Grief and loss are never routine or easy. We can learn the sympathetic words to speak, repeat the correct doctrines, but in the darkness of loss we all struggle. I was charged with my first funeral in a small country church in southeast Oklahoma on a bitter cold November day. I had only attended one funeral in my young lifetime and that was to observe how a pastor should handle such an occasion.
John witnessed the birth of the church at Pentecost, the spread of the gospel across the Roman world and confronted the early heiresses that threatened the amazing gospel of grace. John knew a lot about words, from the Jewish Scriptures to the brilliant teachings of Jesus as they played out in the lives of real people. John has the gift of using words to challenge, encourage and thrill our hungry hearts with God's promises.
You can count on James to tell the truth. This is not a contrast between “absolute truth” and “alternate truth.” This is a truth that shapes our daily living and clashes with all the twisted methods and self-serving phrases we so often use to win an argument or put others in their place. This short epistle focuses on the practical side of faith in Christ, how we are to live in this world of conflicts.
The season called Lent is much more than a somber focus on the death of Jesus. This is a time to probe your faith, to remember the Jesus “who was tempted in all things as we are, yet without sin” (Hebrews 4:15). This is a time of serious self-examination as we understand Jesus' love for us is experienced in the challenges of our everyday world.
There are times so overwhelmed by loss and injustice that we call out to God, “Where are you?” So it was with Israel and Judah as the armies of Babylon arrived to defeat God's chosen people, decimate the land and turn the best and brightest of Israel into servants of the pagan enemy king.
King David's story contains all the elements of mankind's varied encounters with God. From shepherd boy to warrior king, from faith to rebellion, from power to dissipation – the one constant of his epic story is the purpose and faithfulness of God through everything.
If God did not seek us we would not find him. The initiative of grace is God's. In Eden it was God who came to visit our original ancestors and taught them the way of life, which they quickly abandoned. After years of mankind's selfish immoral living God came to Noah with a plan to cleanse the earth and begin again.
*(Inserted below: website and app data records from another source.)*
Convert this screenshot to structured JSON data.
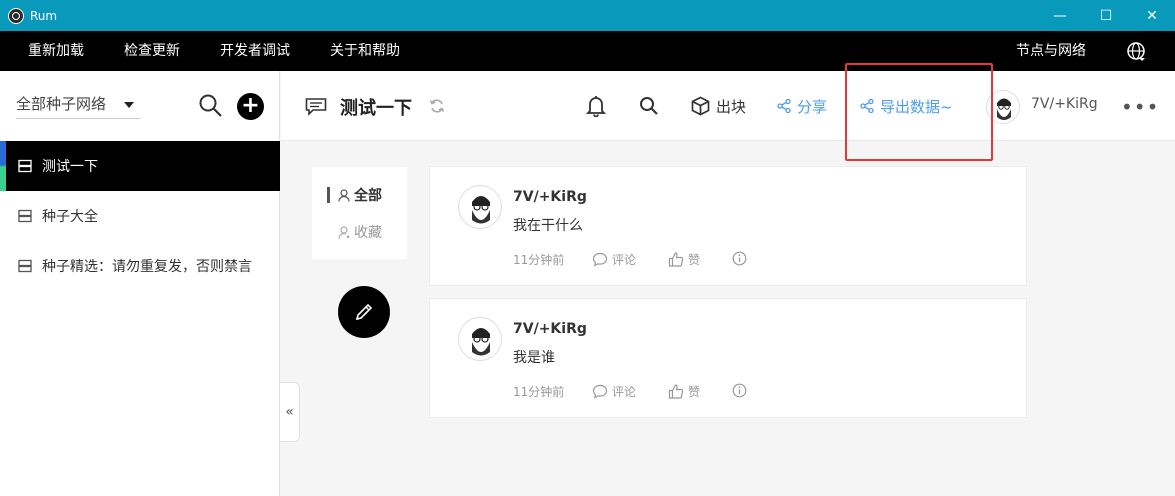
{
  "window": {
    "title": "Rum",
    "minimize": "—",
    "maximize": "☐",
    "close": "✕"
  },
  "menu": {
    "items": [
      "重新加载",
      "检查更新",
      "开发者调试",
      "关于和帮助"
    ],
    "right": "节点与网络"
  },
  "sidebar": {
    "network_select": "全部种子网络",
    "items": [
      {
        "label": "测试一下",
        "active": true
      },
      {
        "label": "种子大全",
        "active": false
      },
      {
        "label": "种子精选：请勿重复发，否则禁言",
        "active": false
      }
    ],
    "collapse": "«"
  },
  "header": {
    "group_title": "测试一下",
    "produce_label": "出块",
    "share_label": "分享",
    "export_label": "导出数据~",
    "username": "7V/+KiRg",
    "more": "•••"
  },
  "filters": {
    "all": "全部",
    "favorites": "收藏"
  },
  "posts": [
    {
      "author": "7V/+KiRg",
      "content": "我在干什么",
      "time": "11分钟前",
      "comment": "评论",
      "like": "赞"
    },
    {
      "author": "7V/+KiRg",
      "content": "我是谁",
      "time": "11分钟前",
      "comment": "评论",
      "like": "赞"
    }
  ],
  "colors": {
    "titlebar": "#0899bb",
    "menubar": "#000000",
    "accent_blue": "#4d9ee8",
    "highlight": "#e53935"
  }
}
God sought out Abram at Haran, calling him and his descendants to a more intimate relationship with God and a future when all the earth could know God. Through the curious twists of this world, now God approaches Moses and a people called Israel.
Growing up in the military was a life of constant moves, across the US and overseas. I learned to adapt, experiencing different cultures and finding my way to God. Looking back I can identify people and experiences through which God drew me to salvation.
Among my favorite art objects is a hand-carved Noah's ark and a delightful collection of animals parading two-by-two, including penguins and elephants. Noah's story presents a sobering picture of humanity's spiritual foolishness and God's overcoming grace.